So, who do you plan to vote for?
Just kidding. Don’t ask that. In case you are living in isolation, this is just a firm reminder to avoid all politics on our holidays. Don’t hint, allude, joke. Thanksgiving is a time for unity, fellow Americans! If someone took the time to cook a 15-pound turkey, basting and stuffing, glazing and carving, the least you can do is avoid topics that make your host want to crawl in their preheated oven. Here are my safe conversation ideas for the Thanksgiving Table.
As a group, our conversation felt like an open prayer for the miracles we all long to witness in this life.
1. Two truths and a lie.
Have you played this game? It’s a classic game if you have children at the table. Someone has to share two true facts about themselves, mixed in with one lie. Everyone else has to guess the lie. It’s an acceptable little time for people to laugh about hair dye disasters, crazy childhood pets or brag about cool places they’ve been and marathons they’ve run.
2. Some of my favorite ice breaker questions include…
- Best vacation you’ve ever taken?
- Worst gift (and best gift!)?
- What would you buy if you had unlimited money?
- What type of book would you write if you could?
- What was the first concert you went to?
- What is something about you that can’t be found on the internet?
- Who would you like to meet, or be interviewed by?
- What are 3 things that bring you joy?

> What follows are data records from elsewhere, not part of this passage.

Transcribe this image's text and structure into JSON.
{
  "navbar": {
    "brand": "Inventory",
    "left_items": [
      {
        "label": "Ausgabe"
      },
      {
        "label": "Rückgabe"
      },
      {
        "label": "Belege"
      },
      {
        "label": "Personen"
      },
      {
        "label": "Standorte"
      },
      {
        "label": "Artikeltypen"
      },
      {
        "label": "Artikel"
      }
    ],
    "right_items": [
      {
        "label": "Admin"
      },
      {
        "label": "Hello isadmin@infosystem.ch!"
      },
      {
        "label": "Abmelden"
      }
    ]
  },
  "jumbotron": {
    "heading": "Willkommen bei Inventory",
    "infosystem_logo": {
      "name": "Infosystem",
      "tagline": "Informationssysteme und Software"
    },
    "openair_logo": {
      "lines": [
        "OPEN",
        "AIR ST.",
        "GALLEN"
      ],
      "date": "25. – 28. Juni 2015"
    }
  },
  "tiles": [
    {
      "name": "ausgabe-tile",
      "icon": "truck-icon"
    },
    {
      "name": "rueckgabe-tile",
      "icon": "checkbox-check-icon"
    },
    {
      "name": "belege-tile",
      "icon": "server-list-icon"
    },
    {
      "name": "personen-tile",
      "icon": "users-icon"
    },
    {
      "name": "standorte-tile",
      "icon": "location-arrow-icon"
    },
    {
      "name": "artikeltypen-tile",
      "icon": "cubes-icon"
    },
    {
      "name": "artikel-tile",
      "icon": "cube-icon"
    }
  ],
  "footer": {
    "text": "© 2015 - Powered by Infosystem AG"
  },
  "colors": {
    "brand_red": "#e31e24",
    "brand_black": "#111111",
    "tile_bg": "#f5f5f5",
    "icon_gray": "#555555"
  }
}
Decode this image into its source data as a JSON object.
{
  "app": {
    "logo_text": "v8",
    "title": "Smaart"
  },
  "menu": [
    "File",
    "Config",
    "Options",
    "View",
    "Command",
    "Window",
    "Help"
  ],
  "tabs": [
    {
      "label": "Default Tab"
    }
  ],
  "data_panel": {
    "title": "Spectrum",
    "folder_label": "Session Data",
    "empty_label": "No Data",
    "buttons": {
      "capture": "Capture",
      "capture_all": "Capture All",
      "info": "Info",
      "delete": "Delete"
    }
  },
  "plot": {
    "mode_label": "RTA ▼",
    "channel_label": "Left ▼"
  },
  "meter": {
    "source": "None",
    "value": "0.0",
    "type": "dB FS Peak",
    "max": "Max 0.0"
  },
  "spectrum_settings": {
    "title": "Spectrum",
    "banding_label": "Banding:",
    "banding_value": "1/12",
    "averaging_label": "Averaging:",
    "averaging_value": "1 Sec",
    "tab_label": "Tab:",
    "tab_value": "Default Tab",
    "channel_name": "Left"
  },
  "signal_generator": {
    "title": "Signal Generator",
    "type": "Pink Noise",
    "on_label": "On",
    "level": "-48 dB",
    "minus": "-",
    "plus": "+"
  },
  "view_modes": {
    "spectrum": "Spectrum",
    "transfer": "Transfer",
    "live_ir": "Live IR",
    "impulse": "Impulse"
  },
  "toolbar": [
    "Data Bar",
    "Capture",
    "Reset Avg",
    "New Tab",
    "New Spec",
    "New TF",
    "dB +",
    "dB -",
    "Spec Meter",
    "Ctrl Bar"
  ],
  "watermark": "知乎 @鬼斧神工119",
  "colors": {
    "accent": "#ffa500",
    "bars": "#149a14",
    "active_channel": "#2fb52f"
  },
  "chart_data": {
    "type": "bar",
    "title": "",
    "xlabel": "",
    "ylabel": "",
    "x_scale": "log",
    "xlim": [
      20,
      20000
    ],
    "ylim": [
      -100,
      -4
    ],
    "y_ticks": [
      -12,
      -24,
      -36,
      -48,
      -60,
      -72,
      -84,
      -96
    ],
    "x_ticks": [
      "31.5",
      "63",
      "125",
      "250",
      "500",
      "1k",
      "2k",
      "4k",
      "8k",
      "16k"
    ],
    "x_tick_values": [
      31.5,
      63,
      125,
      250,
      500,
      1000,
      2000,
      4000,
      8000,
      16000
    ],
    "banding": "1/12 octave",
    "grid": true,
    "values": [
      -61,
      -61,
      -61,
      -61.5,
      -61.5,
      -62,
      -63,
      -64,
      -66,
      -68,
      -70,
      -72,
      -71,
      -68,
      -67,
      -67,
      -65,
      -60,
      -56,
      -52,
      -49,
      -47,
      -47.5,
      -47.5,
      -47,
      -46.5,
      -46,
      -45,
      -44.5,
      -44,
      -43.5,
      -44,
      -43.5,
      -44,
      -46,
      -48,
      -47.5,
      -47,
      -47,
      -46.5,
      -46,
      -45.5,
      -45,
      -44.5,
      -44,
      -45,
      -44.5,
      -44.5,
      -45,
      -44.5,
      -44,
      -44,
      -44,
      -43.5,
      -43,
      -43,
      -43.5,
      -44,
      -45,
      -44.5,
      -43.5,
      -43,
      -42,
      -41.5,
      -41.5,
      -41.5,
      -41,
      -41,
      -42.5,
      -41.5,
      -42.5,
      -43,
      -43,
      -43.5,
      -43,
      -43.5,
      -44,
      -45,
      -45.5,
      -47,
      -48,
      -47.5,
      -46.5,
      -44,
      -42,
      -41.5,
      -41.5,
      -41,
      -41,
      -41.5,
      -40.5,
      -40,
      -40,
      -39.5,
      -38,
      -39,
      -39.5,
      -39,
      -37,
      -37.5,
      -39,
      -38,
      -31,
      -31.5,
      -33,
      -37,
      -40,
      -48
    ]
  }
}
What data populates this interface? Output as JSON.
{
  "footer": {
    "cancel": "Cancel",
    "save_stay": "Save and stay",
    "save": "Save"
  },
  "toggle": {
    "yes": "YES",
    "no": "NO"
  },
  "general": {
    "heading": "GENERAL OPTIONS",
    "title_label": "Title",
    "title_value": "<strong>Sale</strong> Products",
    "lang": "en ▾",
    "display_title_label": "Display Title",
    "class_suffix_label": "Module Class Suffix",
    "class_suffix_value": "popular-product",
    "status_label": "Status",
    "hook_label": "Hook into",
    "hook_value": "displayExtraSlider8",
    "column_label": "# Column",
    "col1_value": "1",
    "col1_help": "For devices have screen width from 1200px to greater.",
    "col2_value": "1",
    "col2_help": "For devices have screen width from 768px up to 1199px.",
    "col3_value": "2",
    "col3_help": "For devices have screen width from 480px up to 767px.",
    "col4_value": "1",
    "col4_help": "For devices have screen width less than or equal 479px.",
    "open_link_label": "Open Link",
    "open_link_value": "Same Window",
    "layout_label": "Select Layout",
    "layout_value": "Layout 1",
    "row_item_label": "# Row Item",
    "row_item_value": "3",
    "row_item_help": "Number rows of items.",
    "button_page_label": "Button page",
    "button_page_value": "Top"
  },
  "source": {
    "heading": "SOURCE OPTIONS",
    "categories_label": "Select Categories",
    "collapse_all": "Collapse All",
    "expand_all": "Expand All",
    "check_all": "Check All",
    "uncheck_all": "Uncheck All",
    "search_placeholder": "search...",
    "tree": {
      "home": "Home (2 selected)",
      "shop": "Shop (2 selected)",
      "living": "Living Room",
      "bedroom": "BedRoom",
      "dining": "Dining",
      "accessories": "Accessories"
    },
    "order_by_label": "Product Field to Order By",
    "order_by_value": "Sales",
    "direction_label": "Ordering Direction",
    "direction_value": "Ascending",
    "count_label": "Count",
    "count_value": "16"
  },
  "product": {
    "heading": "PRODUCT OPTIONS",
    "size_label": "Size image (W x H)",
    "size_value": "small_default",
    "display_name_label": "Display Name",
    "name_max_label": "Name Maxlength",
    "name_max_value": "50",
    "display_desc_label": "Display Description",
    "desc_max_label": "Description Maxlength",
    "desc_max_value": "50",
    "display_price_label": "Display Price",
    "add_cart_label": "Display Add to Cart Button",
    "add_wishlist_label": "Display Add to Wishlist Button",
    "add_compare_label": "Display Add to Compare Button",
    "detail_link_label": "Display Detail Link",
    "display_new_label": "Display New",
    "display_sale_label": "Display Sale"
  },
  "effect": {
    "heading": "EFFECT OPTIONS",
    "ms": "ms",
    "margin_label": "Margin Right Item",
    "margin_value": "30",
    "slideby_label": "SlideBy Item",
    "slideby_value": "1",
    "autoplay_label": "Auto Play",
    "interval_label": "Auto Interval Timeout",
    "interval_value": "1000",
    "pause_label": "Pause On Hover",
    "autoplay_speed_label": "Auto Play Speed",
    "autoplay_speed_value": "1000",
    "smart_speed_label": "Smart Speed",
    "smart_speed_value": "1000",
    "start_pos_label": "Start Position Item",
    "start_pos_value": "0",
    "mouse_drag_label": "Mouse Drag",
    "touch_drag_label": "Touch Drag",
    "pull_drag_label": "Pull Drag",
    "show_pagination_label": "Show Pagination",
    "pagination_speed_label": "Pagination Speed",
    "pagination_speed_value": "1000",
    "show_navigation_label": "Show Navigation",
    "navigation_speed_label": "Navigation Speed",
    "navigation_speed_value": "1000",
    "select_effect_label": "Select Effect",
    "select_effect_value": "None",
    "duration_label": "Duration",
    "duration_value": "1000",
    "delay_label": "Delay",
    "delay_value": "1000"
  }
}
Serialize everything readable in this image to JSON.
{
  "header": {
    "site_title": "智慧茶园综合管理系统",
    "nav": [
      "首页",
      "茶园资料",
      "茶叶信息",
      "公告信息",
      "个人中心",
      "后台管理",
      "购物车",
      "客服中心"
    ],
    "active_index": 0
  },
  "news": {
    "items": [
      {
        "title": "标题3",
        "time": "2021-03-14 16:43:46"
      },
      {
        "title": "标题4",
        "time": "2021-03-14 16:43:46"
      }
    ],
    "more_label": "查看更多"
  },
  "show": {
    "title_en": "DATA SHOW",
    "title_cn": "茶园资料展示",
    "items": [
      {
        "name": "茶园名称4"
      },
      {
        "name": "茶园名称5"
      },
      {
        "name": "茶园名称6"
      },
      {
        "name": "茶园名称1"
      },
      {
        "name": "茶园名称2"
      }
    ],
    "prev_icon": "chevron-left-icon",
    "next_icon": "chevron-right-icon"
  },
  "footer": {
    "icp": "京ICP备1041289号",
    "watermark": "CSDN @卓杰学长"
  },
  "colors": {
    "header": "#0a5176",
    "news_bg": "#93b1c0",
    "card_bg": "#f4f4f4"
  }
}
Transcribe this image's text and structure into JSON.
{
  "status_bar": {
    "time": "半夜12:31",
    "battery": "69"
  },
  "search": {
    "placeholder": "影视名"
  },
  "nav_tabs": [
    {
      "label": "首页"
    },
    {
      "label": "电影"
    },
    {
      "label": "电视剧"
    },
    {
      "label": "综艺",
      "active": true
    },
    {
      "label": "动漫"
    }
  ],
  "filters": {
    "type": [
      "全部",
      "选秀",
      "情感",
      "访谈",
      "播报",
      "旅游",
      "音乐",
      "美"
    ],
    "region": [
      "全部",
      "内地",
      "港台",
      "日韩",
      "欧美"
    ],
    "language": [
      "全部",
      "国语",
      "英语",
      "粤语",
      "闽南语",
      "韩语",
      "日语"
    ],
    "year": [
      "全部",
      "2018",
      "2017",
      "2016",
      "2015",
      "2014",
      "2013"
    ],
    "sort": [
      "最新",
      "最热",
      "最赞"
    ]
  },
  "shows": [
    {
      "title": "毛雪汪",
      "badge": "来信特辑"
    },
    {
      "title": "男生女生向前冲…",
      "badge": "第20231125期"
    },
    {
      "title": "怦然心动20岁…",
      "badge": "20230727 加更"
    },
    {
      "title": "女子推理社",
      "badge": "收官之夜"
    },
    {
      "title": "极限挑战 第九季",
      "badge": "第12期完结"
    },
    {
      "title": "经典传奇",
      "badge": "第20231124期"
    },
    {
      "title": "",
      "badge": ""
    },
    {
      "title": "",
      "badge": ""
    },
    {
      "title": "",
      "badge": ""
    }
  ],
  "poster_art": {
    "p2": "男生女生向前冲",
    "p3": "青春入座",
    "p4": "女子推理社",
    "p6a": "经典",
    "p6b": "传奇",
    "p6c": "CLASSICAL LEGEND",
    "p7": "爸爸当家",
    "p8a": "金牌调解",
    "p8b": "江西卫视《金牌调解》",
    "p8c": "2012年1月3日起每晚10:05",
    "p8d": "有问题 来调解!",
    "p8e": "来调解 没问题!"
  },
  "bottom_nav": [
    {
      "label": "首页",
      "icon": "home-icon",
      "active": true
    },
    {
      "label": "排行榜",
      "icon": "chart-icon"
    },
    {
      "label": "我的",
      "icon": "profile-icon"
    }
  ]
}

- If you could open a store, what would you sell?
- What is your favorite Christmas tradition?
- And of course, don’t forget to ask what everyone’s thankful for!
3. One of the most intimate dinner questions came most recently with friends…
If Jesus could come back and do one miracle, what would you ask for?
Our answers revealed a sweet piece of our desires. As a group, our conversation felt like an open prayer for the miracles we all long to witness in this life.
4. My only advice on bringing up table topics…
The person to ask the question must go first! You’ve had time to prepare and think, so be the first to offer up an answer. The conversation gets better as people warm-up, so be the first to go, and let others think through their answers. I also suggest being aware of who might be uncomfortable with this format. Gently include them, without forcing them to share in front of people. Dinner shouldn’t feel like a hot seat!
It also helps to have a partner in crime. Have a few people you know will jump into the topic once it’s brought up, and be “all in” with helping you create a table-inclusive conversation. Ice breakers can be difficult to begin, but having a chatty table is worth the discomfort it takes to dive in. It sure beats a cranberry-sauce-slinging political debate!